Announcer: In the summer of 1945, the Nazis had finally crumbled. The second War to End All Wars was over. But 16 years later occurred a brief moment belonging to the past and to the present; both, yet neither. Under curious circumstances, a man was flown from South America to Israel. In April, he faced an Israeli court and the world.
Unknown Speaker: "...Adolph Eichmann is accused hereby."
Unknown Speaker: "First count, nature of offense: crime against the Jewish people."
Announcer: Eichmann, a gaunt, pale, bespectacled figure, hardly looked the part. He was charged with slaughtering 6 million Jews as part of Hitler's plan. The State charged he herded these hapless human beings into crematoriums, gas chambers or to face firing squads. Eichmann's defense?
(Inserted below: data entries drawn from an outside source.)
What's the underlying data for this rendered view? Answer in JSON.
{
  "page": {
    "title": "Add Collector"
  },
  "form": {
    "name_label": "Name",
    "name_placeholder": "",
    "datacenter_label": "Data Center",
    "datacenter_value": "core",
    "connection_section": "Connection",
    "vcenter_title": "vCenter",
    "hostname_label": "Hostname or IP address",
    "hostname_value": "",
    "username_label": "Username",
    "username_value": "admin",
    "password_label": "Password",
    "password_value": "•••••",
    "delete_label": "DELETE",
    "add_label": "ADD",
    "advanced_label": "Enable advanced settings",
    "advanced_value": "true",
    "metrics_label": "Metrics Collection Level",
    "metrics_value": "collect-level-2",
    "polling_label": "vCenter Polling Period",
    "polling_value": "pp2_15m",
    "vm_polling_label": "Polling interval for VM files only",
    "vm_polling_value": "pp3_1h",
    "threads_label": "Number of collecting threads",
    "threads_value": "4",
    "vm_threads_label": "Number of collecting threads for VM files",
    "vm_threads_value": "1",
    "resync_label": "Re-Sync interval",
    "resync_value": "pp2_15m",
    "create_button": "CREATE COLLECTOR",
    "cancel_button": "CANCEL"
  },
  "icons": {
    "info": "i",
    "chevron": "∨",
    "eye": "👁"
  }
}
He countered that he was merely a soldier following a superior's orders, as any soldier must do.
Unknown Speaker: " ...extermination of the Jews, Section 23 of the Criminal Code Ordinance 1936; particulars of offense: The accused during the period 1939 to 1945 committed injustice as a crime against humanity ... "
Announcer: The three judges retired and after deliberating for months returned with a 300-page judgment, finding Eichmann guilty on all counts and surprising no one, least of all Eichmann, who had told the Court last July that he fully expected the death penalty.